**Task to complete:**
Set down the entries once more exactly as they were written.

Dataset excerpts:
⟨

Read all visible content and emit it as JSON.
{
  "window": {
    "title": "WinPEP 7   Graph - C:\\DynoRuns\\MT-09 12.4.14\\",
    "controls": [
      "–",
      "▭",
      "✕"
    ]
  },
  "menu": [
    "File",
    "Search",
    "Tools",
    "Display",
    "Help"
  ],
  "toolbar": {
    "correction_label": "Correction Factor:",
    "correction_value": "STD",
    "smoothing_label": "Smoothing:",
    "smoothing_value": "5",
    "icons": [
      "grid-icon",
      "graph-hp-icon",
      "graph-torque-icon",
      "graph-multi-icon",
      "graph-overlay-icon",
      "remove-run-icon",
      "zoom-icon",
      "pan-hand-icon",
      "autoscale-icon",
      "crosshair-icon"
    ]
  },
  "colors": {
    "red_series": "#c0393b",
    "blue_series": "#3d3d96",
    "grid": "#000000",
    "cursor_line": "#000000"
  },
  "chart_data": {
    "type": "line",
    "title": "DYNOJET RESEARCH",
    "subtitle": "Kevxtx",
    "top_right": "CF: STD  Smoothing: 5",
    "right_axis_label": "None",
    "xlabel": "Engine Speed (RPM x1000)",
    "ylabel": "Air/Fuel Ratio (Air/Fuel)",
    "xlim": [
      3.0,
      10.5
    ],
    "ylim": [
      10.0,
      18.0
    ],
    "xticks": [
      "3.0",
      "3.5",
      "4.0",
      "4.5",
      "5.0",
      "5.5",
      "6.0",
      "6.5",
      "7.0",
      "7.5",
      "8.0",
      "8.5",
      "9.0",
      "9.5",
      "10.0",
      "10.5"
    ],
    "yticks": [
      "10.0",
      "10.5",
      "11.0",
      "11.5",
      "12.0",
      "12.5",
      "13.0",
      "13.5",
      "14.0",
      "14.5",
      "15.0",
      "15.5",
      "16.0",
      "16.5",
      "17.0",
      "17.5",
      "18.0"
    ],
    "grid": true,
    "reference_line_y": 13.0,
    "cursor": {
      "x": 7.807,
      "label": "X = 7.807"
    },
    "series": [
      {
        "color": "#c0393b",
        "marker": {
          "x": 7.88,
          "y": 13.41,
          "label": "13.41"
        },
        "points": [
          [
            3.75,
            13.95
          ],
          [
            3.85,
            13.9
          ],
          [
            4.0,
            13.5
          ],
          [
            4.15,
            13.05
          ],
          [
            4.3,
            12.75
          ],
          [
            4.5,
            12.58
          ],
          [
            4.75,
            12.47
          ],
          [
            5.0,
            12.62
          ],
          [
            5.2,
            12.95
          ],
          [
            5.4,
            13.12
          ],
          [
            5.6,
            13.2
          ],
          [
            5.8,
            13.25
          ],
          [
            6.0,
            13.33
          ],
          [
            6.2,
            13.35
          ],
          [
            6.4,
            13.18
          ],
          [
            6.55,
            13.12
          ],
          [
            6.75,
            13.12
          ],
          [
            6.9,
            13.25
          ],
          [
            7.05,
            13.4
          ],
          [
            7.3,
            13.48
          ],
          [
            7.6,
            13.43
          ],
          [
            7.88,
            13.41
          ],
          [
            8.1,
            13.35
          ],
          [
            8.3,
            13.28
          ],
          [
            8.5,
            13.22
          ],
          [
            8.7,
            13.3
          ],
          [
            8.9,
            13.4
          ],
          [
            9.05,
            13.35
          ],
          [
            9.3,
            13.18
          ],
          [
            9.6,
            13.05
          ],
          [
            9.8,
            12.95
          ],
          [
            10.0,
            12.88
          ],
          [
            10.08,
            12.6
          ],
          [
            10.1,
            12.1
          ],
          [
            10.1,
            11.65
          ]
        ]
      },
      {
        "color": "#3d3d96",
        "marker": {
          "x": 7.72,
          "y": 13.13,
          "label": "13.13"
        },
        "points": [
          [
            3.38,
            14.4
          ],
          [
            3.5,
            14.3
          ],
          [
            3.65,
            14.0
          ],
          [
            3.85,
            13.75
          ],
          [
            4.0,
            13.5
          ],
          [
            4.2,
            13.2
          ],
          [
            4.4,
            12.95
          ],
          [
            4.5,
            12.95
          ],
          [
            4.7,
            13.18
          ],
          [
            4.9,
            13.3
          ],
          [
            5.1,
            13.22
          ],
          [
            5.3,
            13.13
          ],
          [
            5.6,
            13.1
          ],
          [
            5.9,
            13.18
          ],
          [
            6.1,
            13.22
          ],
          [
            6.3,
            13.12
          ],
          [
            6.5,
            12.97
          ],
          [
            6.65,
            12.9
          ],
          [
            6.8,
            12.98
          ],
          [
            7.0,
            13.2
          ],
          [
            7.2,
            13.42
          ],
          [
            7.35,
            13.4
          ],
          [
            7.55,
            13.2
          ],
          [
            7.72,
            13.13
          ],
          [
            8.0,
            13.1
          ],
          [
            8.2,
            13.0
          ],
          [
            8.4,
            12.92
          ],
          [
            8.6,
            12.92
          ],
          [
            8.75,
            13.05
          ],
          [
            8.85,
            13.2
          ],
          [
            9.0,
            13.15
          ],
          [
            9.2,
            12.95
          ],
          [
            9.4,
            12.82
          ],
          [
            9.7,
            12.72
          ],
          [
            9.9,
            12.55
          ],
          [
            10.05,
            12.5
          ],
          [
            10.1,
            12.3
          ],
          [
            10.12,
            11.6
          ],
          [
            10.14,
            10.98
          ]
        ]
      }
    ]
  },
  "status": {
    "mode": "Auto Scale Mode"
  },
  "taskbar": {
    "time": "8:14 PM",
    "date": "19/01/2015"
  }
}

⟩

**Response to this task:**
Read all visible content and emit it as JSON.
{
  "window": {
    "title": "WinPEP 7   Graph - C:\\DynoRuns\\MT-09 12.4.14\\",
    "controls": [
      "–",
      "▭",
      "✕"
    ]
  },
  "menu": [
    "File",
    "Search",
    "Tools",
    "Display",
    "Help"
  ],
  "toolbar": {
    "correction_label": "Correction Factor:",
    "correction_value": "STD",
    "smoothing_label": "Smoothing:",
    "smoothing_value": "5",
    "icons": [
      "grid-icon",
      "graph-hp-icon",
      "graph-torque-icon",
      "graph-multi-icon",
      "graph-overlay-icon",
      "remove-run-icon",
      "zoom-icon",
      "pan-hand-icon",
      "autoscale-icon",
      "crosshair-icon"
    ]
  },
  "colors": {
    "red_series": "#c0393b",
    "blue_series": "#3d3d96",
    "grid": "#000000",
    "cursor_line": "#000000"
  },
  "chart_data": {
    "type": "line",
    "title": "DYNOJET RESEARCH",
    "subtitle": "Kevxtx",
    "top_right": "CF: STD  Smoothing: 5",
    "right_axis_label": "None",
    "xlabel": "Engine Speed (RPM x1000)",
    "ylabel": "Air/Fuel Ratio (Air/Fuel)",
    "xlim": [
      3.0,
      10.5
    ],
    "ylim": [
      10.0,
      18.0
    ],
    "xticks": [
      "3.0",
      "3.5",
      "4.0",
      "4.5",
      "5.0",
      "5.5",
      "6.0",
      "6.5",
      "7.0",
      "7.5",
      "8.0",
      "8.5",
      "9.0",
      "9.5",
      "10.0",
      "10.5"
    ],
    "yticks": [
      "10.0",
      "10.5",
      "11.0",
      "11.5",
      "12.0",
      "12.5",
      "13.0",
      "13.5",
      "14.0",
      "14.5",
      "15.0",
      "15.5",
      "16.0",
      "16.5",
      "17.0",
      "17.5",
      "18.0"
    ],
    "grid": true,
    "reference_line_y": 13.0,
    "cursor": {
      "x": 7.807,
      "label": "X = 7.807"
    },
    "series": [
      {
        "color": "#c0393b",
        "marker": {
          "x": 7.88,
          "y": 13.41,
          "label": "13.41"
        },
        "points": [
          [
            3.75,
            13.95
          ],
          [
            3.85,
            13.9
          ],
          [
            4.0,
            13.5
          ],
          [
            4.15,
            13.05
          ],
          [
            4.3,
            12.75
          ],
          [
            4.5,
            12.58
          ],
          [
            4.75,
            12.47
          ],
          [
            5.0,
            12.62
          ],
          [
            5.2,
            12.95
          ],
          [
            5.4,
            13.12
          ],
          [
            5.6,
            13.2
          ],
          [
            5.8,
            13.25
          ],
          [
            6.0,
            13.33
          ],
          [
            6.2,
            13.35
          ],
          [
            6.4,
            13.18
          ],
          [
            6.55,
            13.12
          ],
          [
            6.75,
            13.12
          ],
          [
            6.9,
            13.25
          ],
          [
            7.05,
            13.4
          ],
          [
            7.3,
            13.48
          ],
          [
            7.6,
            13.43
          ],
          [
            7.88,
            13.41
          ],
          [
            8.1,
            13.35
          ],
          [
            8.3,
            13.28
          ],
          [
            8.5,
            13.22
          ],
          [
            8.7,
            13.3
          ],
          [
            8.9,
            13.4
          ],
          [
            9.05,
            13.35
          ],
          [
            9.3,
            13.18
          ],
          [
            9.6,
            13.05
          ],
          [
            9.8,
            12.95
          ],
          [
            10.0,
            12.88
          ],
          [
            10.08,
            12.6
          ],
          [
            10.1,
            12.1
          ],
          [
            10.1,
            11.65
          ]
        ]
      },
      {
        "color": "#3d3d96",
        "marker": {
          "x": 7.72,
          "y": 13.13,
          "label": "13.13"
        },
        "points": [
          [
            3.38,
            14.4
          ],
          [
            3.5,
            14.3
          ],
          [
            3.65,
            14.0
          ],
          [
            3.85,
            13.75
          ],
          [
            4.0,
            13.5
          ],
          [
            4.2,
            13.2
          ],
          [
            4.4,
            12.95
          ],
          [
            4.5,
            12.95
          ],
          [
            4.7,
            13.18
          ],
          [
            4.9,
            13.3
          ],
          [
            5.1,
            13.22
          ],
          [
            5.3,
            13.13
          ],
          [
            5.6,
            13.1
          ],
          [
            5.9,
            13.18
          ],
          [
            6.1,
            13.22
          ],
          [
            6.3,
            13.12
          ],
          [
            6.5,
            12.97
          ],
          [
            6.65,
            12.9
          ],
          [
            6.8,
            12.98
          ],
          [
            7.0,
            13.2
          ],
          [
            7.2,
            13.42
          ],
          [
            7.35,
            13.4
          ],
          [
            7.55,
            13.2
          ],
          [
            7.72,
            13.13
          ],
          [
            8.0,
            13.1
          ],
          [
            8.2,
            13.0
          ],
          [
            8.4,
            12.92
          ],
          [
            8.6,
            12.92
          ],
          [
            8.75,
            13.05
          ],
          [
            8.85,
            13.2
          ],
          [
            9.0,
            13.15
          ],
          [
            9.2,
            12.95
          ],
          [
            9.4,
            12.82
          ],
          [
            9.7,
            12.72
          ],
          [
            9.9,
            12.55
          ],
          [
            10.05,
            12.5
          ],
          [
            10.1,
            12.3
          ],
          [
            10.12,
            11.6
          ],
          [
            10.14,
            10.98
          ]
        ]
      }
    ]
  },
  "status": {
    "mode": "Auto Scale Mode"
  },
  "taskbar": {
    "time": "8:14 PM",
    "date": "19/01/2015"
  }
}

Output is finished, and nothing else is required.